b. Phyllo dough crust: Unroll the phyllo. I lay a damp towel over the dough while I’m working so it doesn’t dry out. Lay out each sheet of phyllo onto tarte pan. After each sheet of phyllo dough goes in the tarte pan, spread a bit of the honey/ mustard/ butter in between each layer of phyllo.
6. After the crust is in the pan and/or after it's blind baked, spread the honey/mustard/butter (H/M/B) on the pie crust. You can use a pastry brush to do this, but just spoon it on and call it done. After the H/M/B mix, layer on the cheese, then the carmelized onions, then arrange tomatoes on top.
Look, this doesn’t have to be perfect, if you put the onions on first, nobody’s going to lose his/her job. Just sayin’....
7. Salt and pepper to taste, then add a bit of olive oil on top of the tarte before baking.
8. Place tarte on baking sheet and bake at 375 for about 45 minutes. Allow to cool for 5 minutes before serving. Can be served warm or cold.
1. You don’t have to put the tarte on a baking sheet, but I do, since I’ve ruined a tarte or two by lifting up the tarte insert when removing the tarte pan from the oven. And, tomatoes have a lot of water in them, so a baking pan prevents liquid dripping in your oven.
2. If I’m using small tomatoes like cherry tomatoes, I use a dry pint (more or less).
3. Sometimes, when I make my pate brisee, I’ll throw some herbs from my garden into the dough. Just chop them up and add them in! Sooooo good!
4. Bisquick: Although I haven’t tried it, I bet you can use Bisquick biscuit recipe in a pinch.

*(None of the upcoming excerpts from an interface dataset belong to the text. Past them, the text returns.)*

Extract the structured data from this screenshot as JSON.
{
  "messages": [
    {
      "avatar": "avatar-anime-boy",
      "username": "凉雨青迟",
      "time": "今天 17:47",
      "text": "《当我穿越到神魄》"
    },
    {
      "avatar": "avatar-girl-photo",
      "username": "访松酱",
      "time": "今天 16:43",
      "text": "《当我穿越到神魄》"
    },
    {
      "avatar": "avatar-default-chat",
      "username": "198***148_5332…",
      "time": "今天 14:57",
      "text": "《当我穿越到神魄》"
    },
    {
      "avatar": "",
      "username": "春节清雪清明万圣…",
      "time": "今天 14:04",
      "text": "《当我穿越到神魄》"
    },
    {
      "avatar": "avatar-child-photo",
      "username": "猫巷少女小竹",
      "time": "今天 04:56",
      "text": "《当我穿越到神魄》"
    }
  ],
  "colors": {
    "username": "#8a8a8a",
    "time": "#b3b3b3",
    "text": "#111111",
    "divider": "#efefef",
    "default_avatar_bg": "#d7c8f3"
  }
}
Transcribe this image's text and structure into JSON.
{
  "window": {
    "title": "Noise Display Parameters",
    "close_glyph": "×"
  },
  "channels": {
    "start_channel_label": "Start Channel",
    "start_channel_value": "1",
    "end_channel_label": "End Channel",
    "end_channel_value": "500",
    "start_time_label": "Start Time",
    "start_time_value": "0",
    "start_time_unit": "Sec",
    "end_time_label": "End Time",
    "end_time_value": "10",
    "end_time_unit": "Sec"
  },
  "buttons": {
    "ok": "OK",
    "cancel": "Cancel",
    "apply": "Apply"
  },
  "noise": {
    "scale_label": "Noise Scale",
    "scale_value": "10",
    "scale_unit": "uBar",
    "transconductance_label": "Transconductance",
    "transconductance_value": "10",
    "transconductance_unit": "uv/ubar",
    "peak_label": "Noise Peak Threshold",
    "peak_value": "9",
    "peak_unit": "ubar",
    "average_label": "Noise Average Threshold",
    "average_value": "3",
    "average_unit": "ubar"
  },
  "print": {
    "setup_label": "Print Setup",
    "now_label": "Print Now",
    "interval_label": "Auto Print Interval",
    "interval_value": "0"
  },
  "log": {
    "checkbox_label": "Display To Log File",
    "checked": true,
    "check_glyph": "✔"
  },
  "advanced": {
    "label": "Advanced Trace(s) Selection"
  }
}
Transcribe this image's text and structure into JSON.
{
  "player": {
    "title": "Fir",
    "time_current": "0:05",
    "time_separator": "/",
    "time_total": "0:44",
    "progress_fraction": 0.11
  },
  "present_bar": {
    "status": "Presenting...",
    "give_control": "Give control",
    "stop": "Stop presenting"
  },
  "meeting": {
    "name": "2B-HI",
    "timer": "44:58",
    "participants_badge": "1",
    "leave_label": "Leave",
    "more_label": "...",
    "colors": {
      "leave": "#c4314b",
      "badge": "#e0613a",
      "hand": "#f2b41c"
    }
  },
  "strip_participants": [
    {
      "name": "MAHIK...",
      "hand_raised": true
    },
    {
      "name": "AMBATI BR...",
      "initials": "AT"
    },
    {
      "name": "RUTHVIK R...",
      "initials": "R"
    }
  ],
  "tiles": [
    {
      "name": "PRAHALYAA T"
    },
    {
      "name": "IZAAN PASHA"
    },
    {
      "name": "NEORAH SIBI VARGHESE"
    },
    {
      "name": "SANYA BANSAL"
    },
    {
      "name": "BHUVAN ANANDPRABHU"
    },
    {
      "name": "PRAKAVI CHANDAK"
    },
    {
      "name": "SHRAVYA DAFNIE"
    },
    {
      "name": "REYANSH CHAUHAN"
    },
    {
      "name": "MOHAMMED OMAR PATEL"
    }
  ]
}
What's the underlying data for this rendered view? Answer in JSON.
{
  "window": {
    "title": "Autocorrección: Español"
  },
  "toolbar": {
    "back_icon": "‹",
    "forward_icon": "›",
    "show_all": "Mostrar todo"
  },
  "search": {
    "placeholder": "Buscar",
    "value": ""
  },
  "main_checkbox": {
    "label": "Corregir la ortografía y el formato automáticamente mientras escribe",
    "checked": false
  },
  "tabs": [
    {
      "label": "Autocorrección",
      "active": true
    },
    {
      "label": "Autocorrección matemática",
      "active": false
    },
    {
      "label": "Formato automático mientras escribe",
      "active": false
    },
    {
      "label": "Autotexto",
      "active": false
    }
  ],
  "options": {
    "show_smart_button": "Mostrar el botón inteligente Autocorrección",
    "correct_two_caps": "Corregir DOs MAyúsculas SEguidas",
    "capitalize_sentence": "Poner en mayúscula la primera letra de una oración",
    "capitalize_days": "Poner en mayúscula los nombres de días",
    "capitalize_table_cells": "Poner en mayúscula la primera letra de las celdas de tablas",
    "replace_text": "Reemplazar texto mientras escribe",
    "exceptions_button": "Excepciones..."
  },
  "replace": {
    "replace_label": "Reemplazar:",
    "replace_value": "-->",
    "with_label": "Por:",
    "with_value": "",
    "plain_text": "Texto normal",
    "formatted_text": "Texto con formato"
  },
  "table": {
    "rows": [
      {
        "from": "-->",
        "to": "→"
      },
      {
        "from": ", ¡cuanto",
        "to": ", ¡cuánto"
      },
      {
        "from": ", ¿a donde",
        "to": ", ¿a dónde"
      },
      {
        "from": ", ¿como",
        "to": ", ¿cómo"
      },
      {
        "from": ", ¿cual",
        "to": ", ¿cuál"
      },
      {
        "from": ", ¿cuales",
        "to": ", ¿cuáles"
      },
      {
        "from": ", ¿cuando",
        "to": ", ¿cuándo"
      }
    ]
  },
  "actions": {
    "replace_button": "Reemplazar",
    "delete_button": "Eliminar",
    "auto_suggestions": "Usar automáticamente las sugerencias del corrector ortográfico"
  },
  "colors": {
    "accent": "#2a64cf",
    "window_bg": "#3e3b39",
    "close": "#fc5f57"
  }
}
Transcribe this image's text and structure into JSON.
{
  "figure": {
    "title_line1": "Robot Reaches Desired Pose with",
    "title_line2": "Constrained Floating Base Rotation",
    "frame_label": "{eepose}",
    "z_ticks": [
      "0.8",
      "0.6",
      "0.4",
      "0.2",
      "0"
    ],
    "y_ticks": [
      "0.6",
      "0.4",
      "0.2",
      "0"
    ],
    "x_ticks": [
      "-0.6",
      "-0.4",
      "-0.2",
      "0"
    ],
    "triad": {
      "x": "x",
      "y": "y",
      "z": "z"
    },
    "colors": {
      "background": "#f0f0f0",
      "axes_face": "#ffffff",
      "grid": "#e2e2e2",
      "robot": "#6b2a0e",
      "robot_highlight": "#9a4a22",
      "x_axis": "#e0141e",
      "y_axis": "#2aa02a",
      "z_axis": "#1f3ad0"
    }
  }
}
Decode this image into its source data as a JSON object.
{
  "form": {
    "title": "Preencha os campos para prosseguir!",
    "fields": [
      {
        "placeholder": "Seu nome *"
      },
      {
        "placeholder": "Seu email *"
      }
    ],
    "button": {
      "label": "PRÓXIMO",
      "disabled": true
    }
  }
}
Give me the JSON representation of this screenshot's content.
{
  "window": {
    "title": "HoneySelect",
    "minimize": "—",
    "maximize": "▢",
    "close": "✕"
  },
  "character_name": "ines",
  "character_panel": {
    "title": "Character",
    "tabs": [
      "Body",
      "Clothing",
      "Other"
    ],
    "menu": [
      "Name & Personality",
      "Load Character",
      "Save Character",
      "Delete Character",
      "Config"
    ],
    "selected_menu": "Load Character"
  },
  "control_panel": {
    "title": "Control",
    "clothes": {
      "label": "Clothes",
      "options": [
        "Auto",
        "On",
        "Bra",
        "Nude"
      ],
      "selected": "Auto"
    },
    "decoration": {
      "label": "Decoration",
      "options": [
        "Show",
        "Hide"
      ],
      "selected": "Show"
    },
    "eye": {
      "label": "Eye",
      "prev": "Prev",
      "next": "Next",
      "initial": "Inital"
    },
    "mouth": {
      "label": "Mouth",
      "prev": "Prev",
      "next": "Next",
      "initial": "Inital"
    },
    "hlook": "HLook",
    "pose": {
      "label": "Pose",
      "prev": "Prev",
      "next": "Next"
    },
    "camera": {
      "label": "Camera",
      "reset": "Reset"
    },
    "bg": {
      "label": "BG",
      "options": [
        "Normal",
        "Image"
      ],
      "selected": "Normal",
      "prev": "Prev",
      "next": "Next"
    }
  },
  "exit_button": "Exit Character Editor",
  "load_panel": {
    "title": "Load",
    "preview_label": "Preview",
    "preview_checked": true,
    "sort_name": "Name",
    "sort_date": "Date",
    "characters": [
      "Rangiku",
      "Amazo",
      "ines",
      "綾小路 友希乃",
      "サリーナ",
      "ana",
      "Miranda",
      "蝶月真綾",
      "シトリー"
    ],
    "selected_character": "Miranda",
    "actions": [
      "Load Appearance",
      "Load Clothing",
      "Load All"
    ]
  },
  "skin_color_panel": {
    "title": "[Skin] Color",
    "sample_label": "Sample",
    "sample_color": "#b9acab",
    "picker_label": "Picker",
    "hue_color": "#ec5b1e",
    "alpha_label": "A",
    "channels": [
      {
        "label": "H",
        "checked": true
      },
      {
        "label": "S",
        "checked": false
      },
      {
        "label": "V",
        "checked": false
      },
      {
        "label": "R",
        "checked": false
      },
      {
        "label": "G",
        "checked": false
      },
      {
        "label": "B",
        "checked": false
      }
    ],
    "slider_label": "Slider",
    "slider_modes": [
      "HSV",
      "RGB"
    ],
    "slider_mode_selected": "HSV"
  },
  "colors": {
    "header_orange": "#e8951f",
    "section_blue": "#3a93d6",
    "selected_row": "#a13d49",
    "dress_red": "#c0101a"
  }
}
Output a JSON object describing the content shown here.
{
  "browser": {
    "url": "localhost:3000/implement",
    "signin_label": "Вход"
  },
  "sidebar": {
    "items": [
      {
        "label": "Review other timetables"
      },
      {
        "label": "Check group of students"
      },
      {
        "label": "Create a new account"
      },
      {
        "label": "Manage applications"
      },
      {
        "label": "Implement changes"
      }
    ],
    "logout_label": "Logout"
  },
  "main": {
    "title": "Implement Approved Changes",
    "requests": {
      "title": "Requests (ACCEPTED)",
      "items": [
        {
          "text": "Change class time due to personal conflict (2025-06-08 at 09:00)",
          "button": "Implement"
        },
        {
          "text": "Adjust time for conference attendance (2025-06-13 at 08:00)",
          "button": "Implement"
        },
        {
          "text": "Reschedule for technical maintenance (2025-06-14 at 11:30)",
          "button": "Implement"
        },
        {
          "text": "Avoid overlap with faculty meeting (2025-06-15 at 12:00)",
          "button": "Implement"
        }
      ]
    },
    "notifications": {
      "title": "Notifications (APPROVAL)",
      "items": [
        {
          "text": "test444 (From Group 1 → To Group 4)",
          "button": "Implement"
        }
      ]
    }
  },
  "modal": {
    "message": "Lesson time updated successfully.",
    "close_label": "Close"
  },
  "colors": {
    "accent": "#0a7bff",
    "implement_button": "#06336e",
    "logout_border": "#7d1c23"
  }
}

Instead of rolling it out and cutting biscuits, roll it out to fit your pan. Remember, it’s about using what you have.
5. This is great with a glass of rose and a salad! Super French! And since this is the closest we’re getting to France this year, bon appétit!